the apostle Paul was specifically the progenitor of this new thing which involved the mysteries/Two Becoming One. (1 Timothy
3:16; Colossians 1:26)
If one looks at the common thread of all the mysteries preached by Paul, they will see
that they involve 'Two Becoming One', whether it be God manifested in the flesh (1 Timothy 3:16), Christ and the Church, Husband
and Wife (Ephesians 5:32), Jew and Gentile (Ephesians 2: 14-17; )
A Jewish assembly without Gentiles (Acts Two), may be considered a church/Jewish assembly
but is not the body of Christ because a 'body' entails diversity in unity, Two become One, Jew united with Gentile and prior
to Acts Ten that didn't exist.
Certain conditions must be met before Two can become One..God Made Flesh, guilt of all
involved, Diversity, Faith,
Whereof I am made a minister, according to the dispensation of God which is given to me for you, to fulfil the word of God; To whom God would make known what
[is] the riches of the glory of this mystery among the Gentiles; which is Christ in you, the hope of glory: (Colossians
Notice, that the indwelling Christ, which includes Gentiles is what constitutes the mystery
and the body of Christ, which is one of the mysteries.
This is a great mystery: but I speak concerning Christ and the church.' Two Become One'
For one to say that the 'body of Christ' existed prior to the inclusion of the Gentiles
and the grace of God is like a coroner saying that he is examining a body when in fact all he has is an arm and a telescope
to examine it with.
Yes, the beginning of the church was about the indwelling Christ, but it wasn't until
some time after Acts Two that this included the Gentiles and salvation was purely by the grace of God.
There is no evidence of the Body of Christ even being prophesied about in the Old Testament.
A Body requires Jew and Gentile first being guilty before God not Gentiles only being
blessed through Israel.
The OT spoke of the Jews being commanded to be a light to the Gentiles. (Isaiah 43:10),
but Israel failed, put the body of Christ on a tree, proved they were no better than the Gentile, and through faith the body
consisting of Jew and Gentile was born. (Acts 13:46)
This is why it is no longer to the Jew first.
This is also one major reason the body of Christ cannot be confused with Israel prior
to or after this present time.
Thanks Cynthia for bringing Acts Eleven to my attention.
"For he himself is our peace, who has made the two one and has destroyed
the barrier, the dividing wall of hostility, 15 by
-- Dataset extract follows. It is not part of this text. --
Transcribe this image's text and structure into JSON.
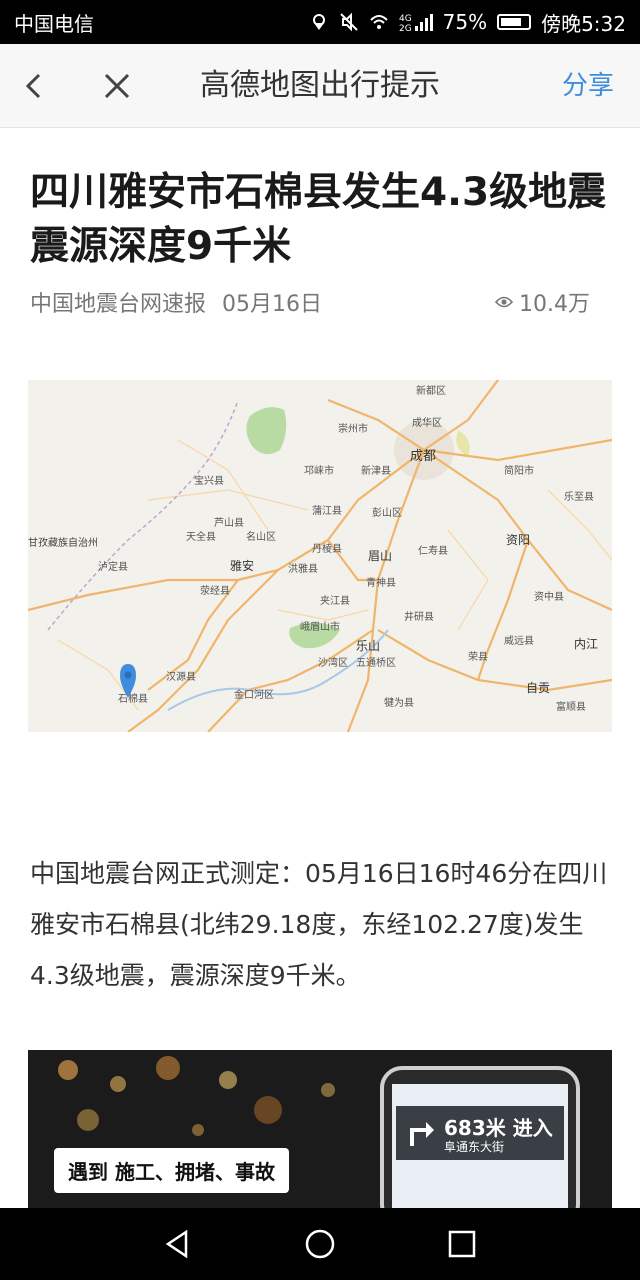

abolishing in his flesh the law with its commandments and regulations. His purpose was to create in himself one new
man out of the two,(Jew and Gentile) thus making peace, 16 and in this one body to reconcile both
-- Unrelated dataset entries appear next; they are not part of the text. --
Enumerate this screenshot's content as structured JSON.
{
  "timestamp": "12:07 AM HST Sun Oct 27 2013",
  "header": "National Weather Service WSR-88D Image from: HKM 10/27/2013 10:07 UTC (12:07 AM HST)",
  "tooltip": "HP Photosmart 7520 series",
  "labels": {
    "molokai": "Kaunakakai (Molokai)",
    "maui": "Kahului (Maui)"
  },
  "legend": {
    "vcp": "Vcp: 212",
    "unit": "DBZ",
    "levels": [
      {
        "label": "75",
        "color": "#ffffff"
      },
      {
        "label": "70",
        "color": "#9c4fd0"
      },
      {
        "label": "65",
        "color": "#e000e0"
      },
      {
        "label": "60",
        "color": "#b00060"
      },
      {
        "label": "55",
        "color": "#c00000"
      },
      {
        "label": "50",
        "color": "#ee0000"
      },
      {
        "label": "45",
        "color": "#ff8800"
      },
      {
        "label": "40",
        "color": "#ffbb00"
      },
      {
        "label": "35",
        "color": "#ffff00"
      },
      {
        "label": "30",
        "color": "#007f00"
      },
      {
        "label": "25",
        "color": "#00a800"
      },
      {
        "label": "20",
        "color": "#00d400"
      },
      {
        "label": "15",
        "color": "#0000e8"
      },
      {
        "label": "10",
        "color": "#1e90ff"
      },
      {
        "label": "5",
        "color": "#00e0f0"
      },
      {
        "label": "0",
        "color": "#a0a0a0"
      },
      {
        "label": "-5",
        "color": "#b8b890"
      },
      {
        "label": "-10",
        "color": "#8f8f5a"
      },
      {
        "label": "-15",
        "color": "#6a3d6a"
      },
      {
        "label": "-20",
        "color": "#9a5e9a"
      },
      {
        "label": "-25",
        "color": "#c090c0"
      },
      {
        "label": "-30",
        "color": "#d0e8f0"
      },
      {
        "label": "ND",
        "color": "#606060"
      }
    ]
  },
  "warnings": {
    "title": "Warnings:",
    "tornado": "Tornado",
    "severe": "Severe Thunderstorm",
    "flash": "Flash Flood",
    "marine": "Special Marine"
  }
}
of them to God through the cross, by which he put to death their hostility. 17 He came and preached peace to you who were far away and peace to those who were near. 18 For through him we (Jew and Gentile) both have access to the Father by one Spirit.
19 Consequently, you are no longer foreigners and aliens,
but fellow citizens with God's people and members of God's household, 20 built on the foundation of the apostles and prophets, (Not Just Peter) with Christ Jesus himself as the chief cornerstone. 21 In him the whole building is joined together and rises to become a holy temple in the Lord. 22 And in him you too are being built together to become a dwelling in which God lives by his Spirit."
(Ephesians 2; NIV)
Also check out:
Peter and Paul as Builders:
BJ Maxwell 1/29/2006